The author is with law firm Fletcher Heald and Hildreth, on whose blog this article originally appeared.
Attention, all you EAS participants. The Commission has formally opened up its new EAS Test Reporting System (ETRS), which means that you’ve got until August 26, 2016 to get into the site and complete Form One. And while you’re at it, you might also want to take a gander at the draft of a New and Improved 2016 EAS Operating Handbook that the Communications Security, Reliability, and Interoperability Council (CSRIC) has developed. It’s still a work in progress, but the FCC wants to know what you think about it.
First, ETRS. As we reported last year, following up on its First-Of-A-Kind 2011 Nationwide EAS Test, the Commission decided that it needed a better mechanism for getting feedback on the effectiveness of its tests.
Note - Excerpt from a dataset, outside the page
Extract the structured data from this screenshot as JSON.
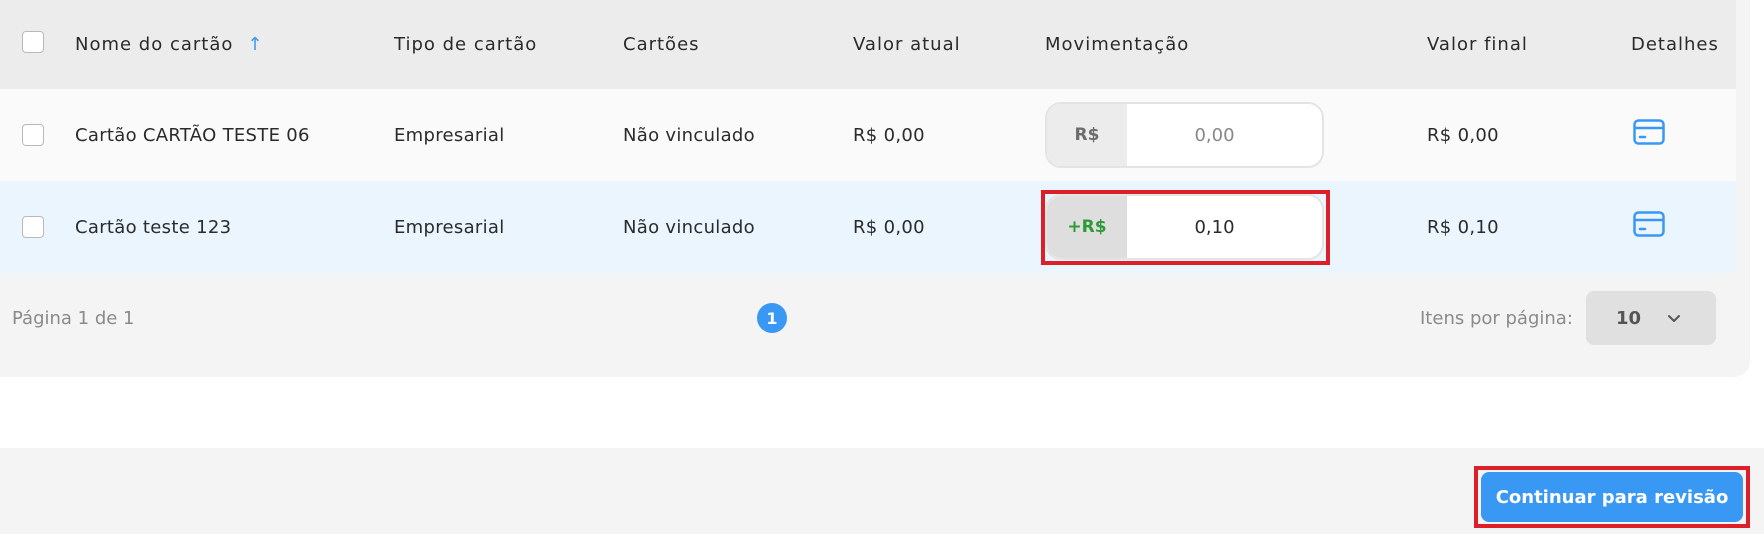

Thus was born the ETRS. First announced back in June of last year, the new system wasn’t ready for preview until April of this year. The preview consisted of a public notice full of screen grabs showing what the ETRS site would look like if it were up and running, which it wasn’t, because the site itself didn’t go live until June 27.
Now that it’s live, all EAS participants are required to access it. There you’ll be able to obtain your own ETRS account credentials, with which you will then get into the system and complete Form One. Simply go to the ETRS page on the FCC’s website where you will find a link to the ETRA Registration Page (or you can cut to the chase and go straight to the Registration Page at this link). At the Registration Page you’ll be asked for identifying information (including name, address, phone numbers, FRN and FRN password). When you submit all that, you’ll receive an email with your ETRS account credentials and a link to the ETRS log-in page. Once you have headed to that link and logged in, you’ll find instructions for completing Form One.
The Commission cautions that care should be taken in accurately providing the EAS participant’s legal name during the registration process. It also instructs that any EAS participant “owned by a larger entity should accurately enter the owning entity’s legal name in the Owner of EAS Participant field in Form One”. Participants with multiple facilities will also be able to appoint a “coordinator” who would be able to access and revise data for all filers using the same FRN.
Since we here in the CommLawBlog bunker aren’t EAS participants, we haven’t tried to finagle our own ETRS account credentials, so we can’t tell you exactly what the log-in page and Form One look like. But presumably the screen grabs provided by the Commission last April are accurate.
Bottom line, ETRS-wise: If you’re an EAS participant, you’ve got until August 26 to get your Form One completed and filed. (You’ll have until September 26 to make any corrections, should that be necessary.) And remember, the next nationwide EAS test is currently scheduled for September 28.
Now, about that draft EAS Operating Handbook.
The Handbook is an FCC publication designed to provide guidance to the folks on duty about what they’re supposed to do when an alert rolls through. The Commission’s rules require that each EAS participant have a copy of the Handbook at “normal duty positions” (or wherever a station’s EAS gear is located).
The problem, though, is that the Handbook has not kept up with the times. (CSRIC concluded, somewhat harshly, that “[t]he current handbook is obsolete and contains inaccurate instructions.” Ouch.) Recognizing this, the FCC delegated to CSRIC the chore of recommending “textual and visual modifications” to make the Handbook “suitable” for all EAS participants, including particularly those that are “rural, smaller and less resourced”.
CSRIC has come up with a draft revision of the Handbook that would be customizable for each individual EAS participant. A copy of CSRIC’s handiwork may be found at Appendices A and B of its Final Report on the project (at PDF pages 12-46). As envisioned by CSRIC, the Handbook would be available online for download, with various blanks to be filled in by the responsible person at each EAS participant. The idea is that the Handbook would include information to guide ALL types of EAS participants – and that each individual participant would be responsible for customizing its own Handbook to that participant’s particular circumstances.
This is obviously a novel approach, but one that might well serve all EAS participants. The Commission has not yet signed on to it, though. Instead, it’s looking for comments from the EAS universe. We encourage one and all to take a close look at what CSRIC has proposed and to let the FCC know your thoughts. The deadline for comments will be 15 days following publication of the FCC’s public notice in the Federal Register. That’s not much time, so you might want to take a look sooner rather than later. And you can check back here for an update as to the date of publication (and consequent comment deadline).